Above are the original changes that were proposed to DART’s nondiscrimination policy back in May. The screen grab is taken directly from a slideshow presented by Kriss Ann Gamez, DART’s director of diversity and EEO. Gamez presented the slideshow on May 11 to the DART board’s Economic Opportunity and Diversity Committee, which uanimously approved the proposed changes. After the jump, I’ve reposted the proposed policy that was approved this week by the DART Board’s committee-of-the-whole. While only one word has been added to the sentence in question, the trans protections — as well as those that have been in place for sexual orientation since 1995 — have effectively been gutted. More on all this in Friday’s Voice.

—  John Wright

DART guts proposed transgender protections

UPDATE: As you can see in my above video from last night’s meeting, it was DART board member Raymond Noah who proposed the amendment that ultimately gutted the proposed transgender protections. However, given that no other board members questioned Noah’s amendment,  it’s likely that it had been crafted and discussed behind closed doors. An attorney, Noah represents Richardson, Highland Park, Addison and University Park on the DART board.

I just spoke with Ken Upton at Lambda Legal regarding my concerns about the wording of DART’s proposed nondiscrimination policy.
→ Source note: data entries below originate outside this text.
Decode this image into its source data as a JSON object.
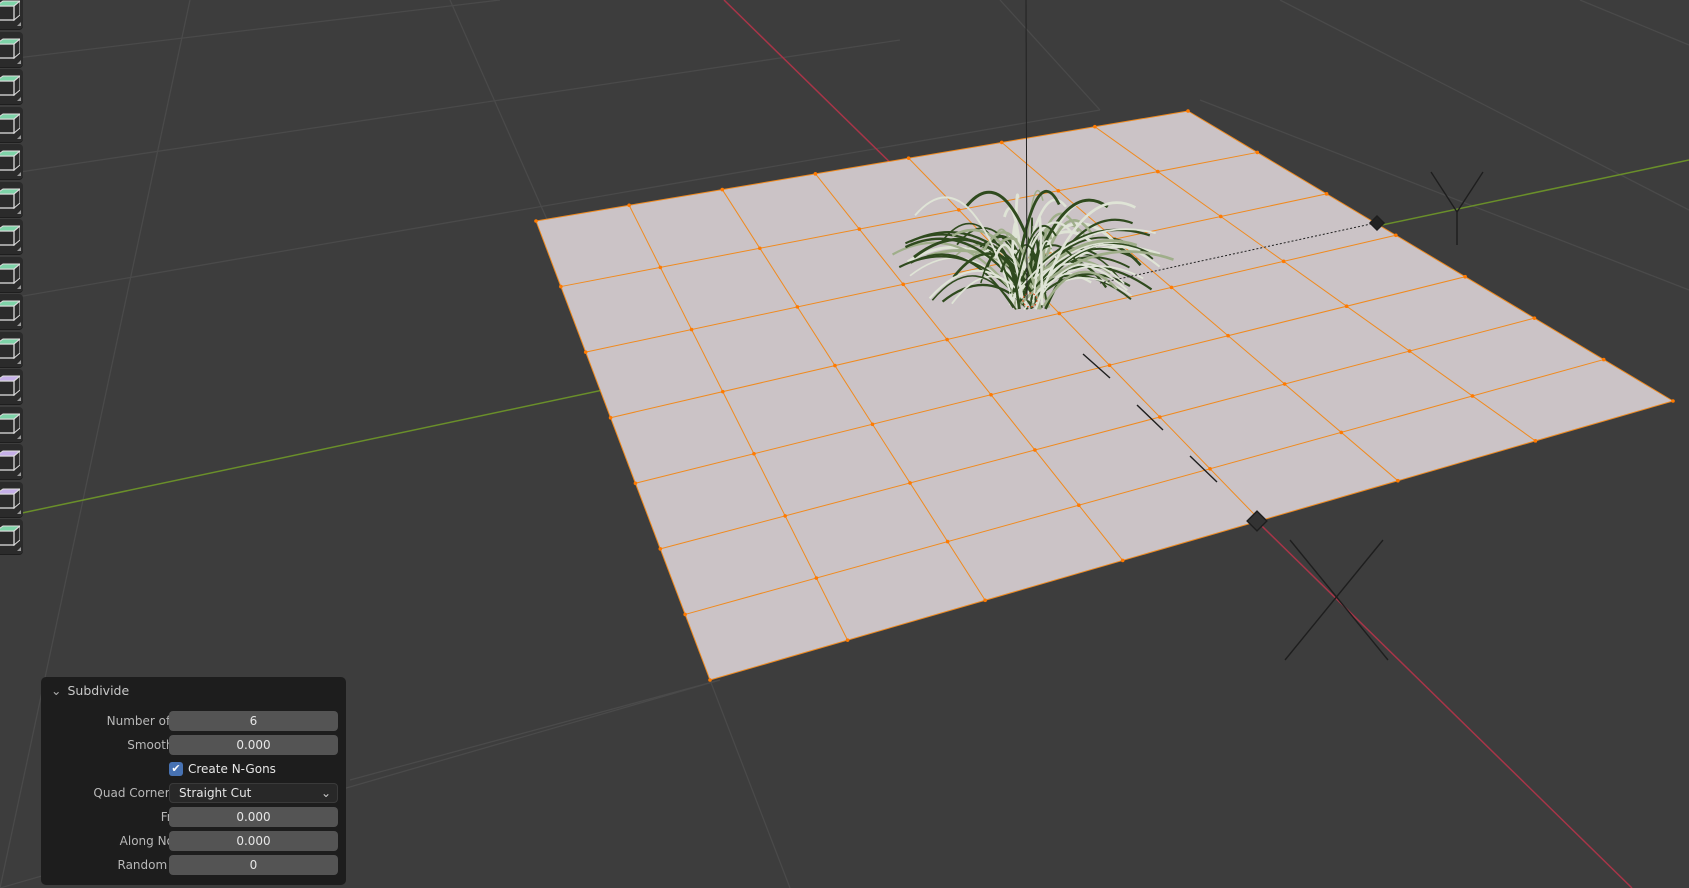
{
  "colors": {
    "background": "#3d3d3d",
    "x_axis": "#b0344a",
    "y_axis": "#6a8f2a",
    "mesh_face": "#cbc3c6",
    "mesh_edge": "#f08a1e",
    "panel": "#1d1d1d",
    "checkbox": "#4772b3"
  },
  "viewport": {
    "mesh": "plane",
    "subdivisions": 7,
    "selection": "all"
  },
  "toolbar": {
    "tools": [
      {
        "icon": "annotate-icon"
      },
      {
        "icon": "measure-icon"
      },
      {
        "icon": "add-cube-icon"
      },
      {
        "icon": "extrude-region-icon"
      },
      {
        "icon": "inset-faces-icon"
      },
      {
        "icon": "bevel-icon"
      },
      {
        "icon": "loop-cut-icon"
      },
      {
        "icon": "knife-icon"
      },
      {
        "icon": "poly-build-icon"
      },
      {
        "icon": "spin-icon"
      },
      {
        "icon": "smooth-icon"
      },
      {
        "icon": "edge-slide-icon"
      },
      {
        "icon": "shrink-fatten-icon"
      },
      {
        "icon": "shear-icon"
      },
      {
        "icon": "rip-region-icon"
      }
    ]
  },
  "operator_panel": {
    "title": "Subdivide",
    "number_of_cuts": {
      "label": "Number of Cuts",
      "value": "6"
    },
    "smoothness": {
      "label": "Smoothness",
      "value": "0.000"
    },
    "create_ngons": {
      "label": "Create N-Gons",
      "checked": true
    },
    "quad_corner_type": {
      "label": "Quad Corner Type",
      "value": "Straight Cut"
    },
    "fractal": {
      "label": "Fractal",
      "value": "0.000"
    },
    "along_normal": {
      "label": "Along Normal",
      "value": "0.000"
    },
    "random_seed": {
      "label": "Random Seed",
      "value": "0"
    }
  }
}
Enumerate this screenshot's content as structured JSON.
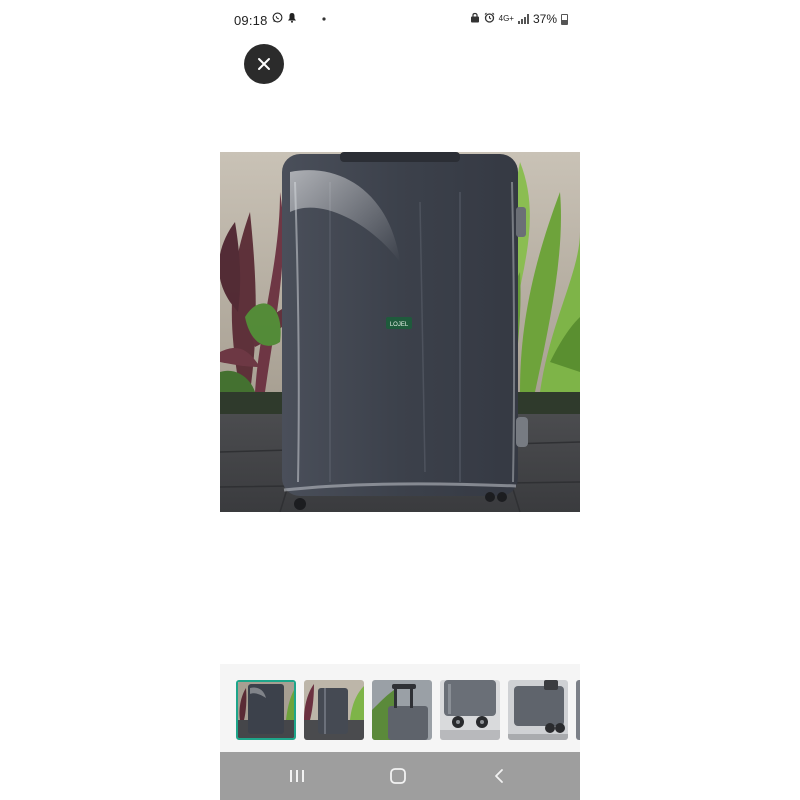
{
  "status_bar": {
    "time": "09:18",
    "network": "4G+",
    "battery_percent": "37%",
    "left_icons": [
      "whatsapp-icon",
      "notification-icon",
      "dot-icon"
    ],
    "right_icons": [
      "vpn-icon",
      "alarm-icon",
      "network-icon",
      "signal-icon",
      "battery-icon"
    ]
  },
  "viewer": {
    "close_icon": "close-icon",
    "main_image": "suitcase-with-clear-cover",
    "logo_text": "LOJEL"
  },
  "thumbnails": [
    {
      "name": "thumb-suitcase-cover-front",
      "selected": true
    },
    {
      "name": "thumb-suitcase-plants",
      "selected": false
    },
    {
      "name": "thumb-suitcase-handle",
      "selected": false
    },
    {
      "name": "thumb-suitcase-wheels",
      "selected": false
    },
    {
      "name": "thumb-suitcase-side",
      "selected": false
    },
    {
      "name": "thumb-suitcase-partial",
      "selected": false
    }
  ],
  "nav_bar": {
    "icons": [
      "recent-apps-icon",
      "home-icon",
      "back-icon"
    ]
  },
  "colors": {
    "accent": "#1ea58a",
    "nav_bg": "#9e9e9e",
    "strip_bg": "#f5f5f5",
    "close_bg": "#2b2b2b"
  }
}
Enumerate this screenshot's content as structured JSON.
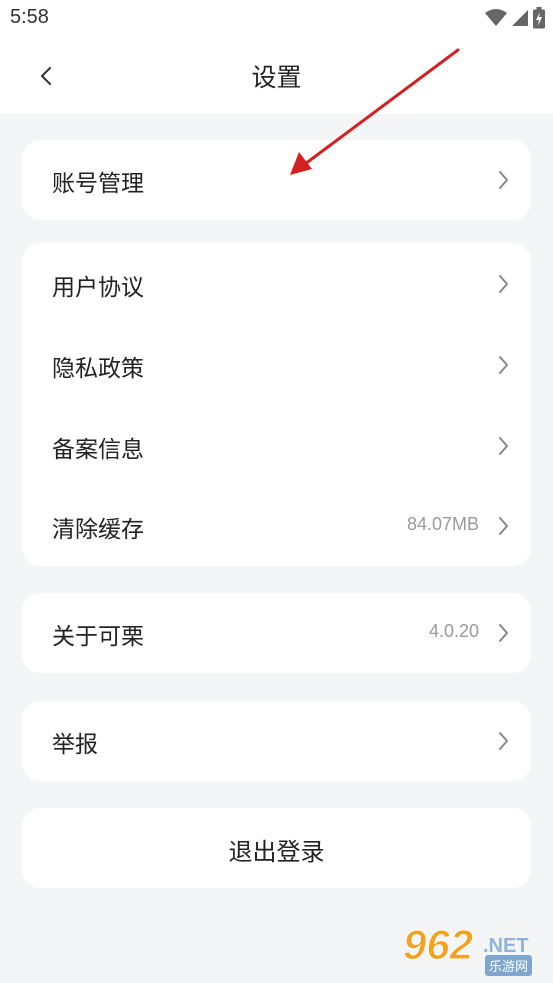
{
  "status_bar": {
    "time": "5:58",
    "icons": [
      "wifi-icon",
      "signal-icon",
      "battery-icon"
    ]
  },
  "header": {
    "title": "设置",
    "back_icon": "chevron-left-icon"
  },
  "groups": [
    {
      "rows": [
        {
          "label": "账号管理",
          "value": ""
        }
      ]
    },
    {
      "rows": [
        {
          "label": "用户协议",
          "value": ""
        },
        {
          "label": "隐私政策",
          "value": ""
        },
        {
          "label": "备案信息",
          "value": ""
        },
        {
          "label": "清除缓存",
          "value": "84.07MB"
        }
      ]
    },
    {
      "rows": [
        {
          "label": "关于可栗",
          "value": "4.0.20"
        }
      ]
    },
    {
      "rows": [
        {
          "label": "举报",
          "value": ""
        }
      ]
    }
  ],
  "logout": {
    "label": "退出登录"
  },
  "watermark": {
    "number": "962",
    "suffix": ".NET",
    "cn": "乐游网"
  },
  "colors": {
    "background": "#f4f5f7",
    "card": "#ffffff",
    "annotation_arrow": "#d42020",
    "watermark_orange": "#f3a21f"
  }
}
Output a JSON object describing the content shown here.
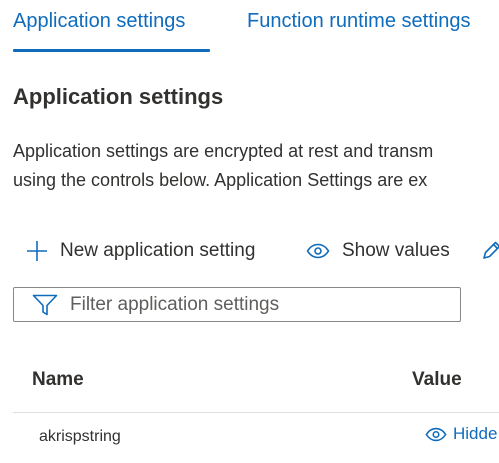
{
  "tabs": [
    {
      "label": "Application settings",
      "active": true
    },
    {
      "label": "Function runtime settings",
      "active": false
    }
  ],
  "section": {
    "title": "Application settings",
    "description_line1": "Application settings are encrypted at rest and transm",
    "description_line2": "using the controls below. Application Settings are ex"
  },
  "toolbar": {
    "new_label": "New application setting",
    "new_icon": "plus-icon",
    "show_label": "Show values",
    "show_icon": "eye-icon",
    "edit_icon": "pencil-icon"
  },
  "filter": {
    "placeholder": "Filter application settings",
    "value": "",
    "icon": "filter-icon"
  },
  "table": {
    "columns": [
      "Name",
      "Value"
    ],
    "rows": [
      {
        "name": "akrispstring",
        "value": "Hidde",
        "value_icon": "eye-icon"
      }
    ]
  },
  "colors": {
    "accent": "#0f6cbd",
    "text": "#323130",
    "border": "#8a8886",
    "divider": "#e1dfdd"
  }
}
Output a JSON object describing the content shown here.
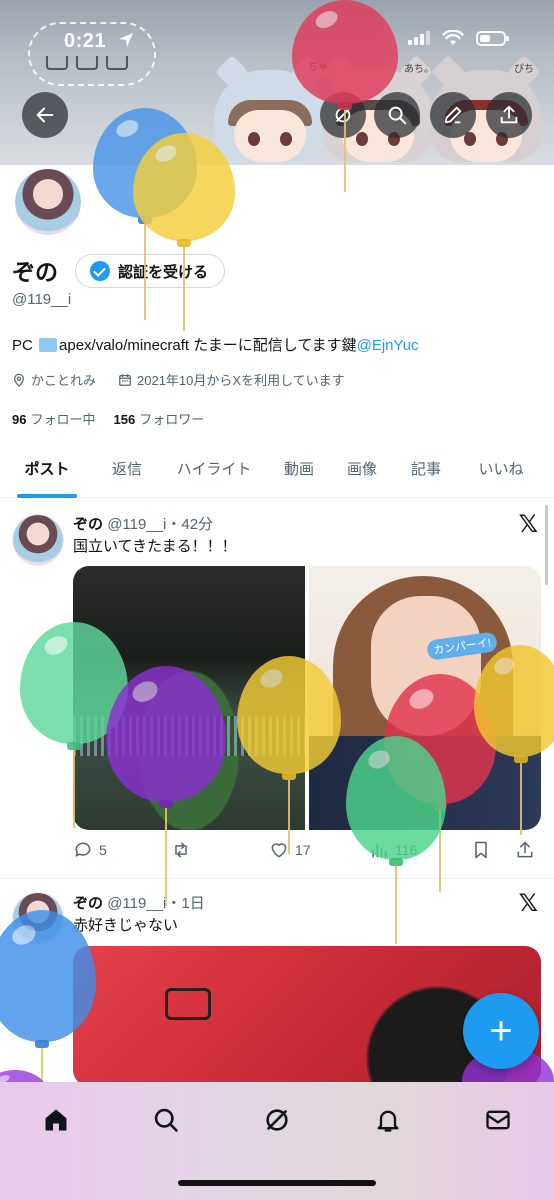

And Upton agrees that the addition of the word “except,” which was inserted by the DART Board of Directors last night in a closed session, has the effect of gutting the policy as it relates to both sexual orientation and gender identity. (See my post below.)

“They just screwed you guys over royally,” Upton said. “By adding that word in there, they’ve said we can discriminate all we want. It’s exactly the opposite of what they promised they were doing.”

—  John Wright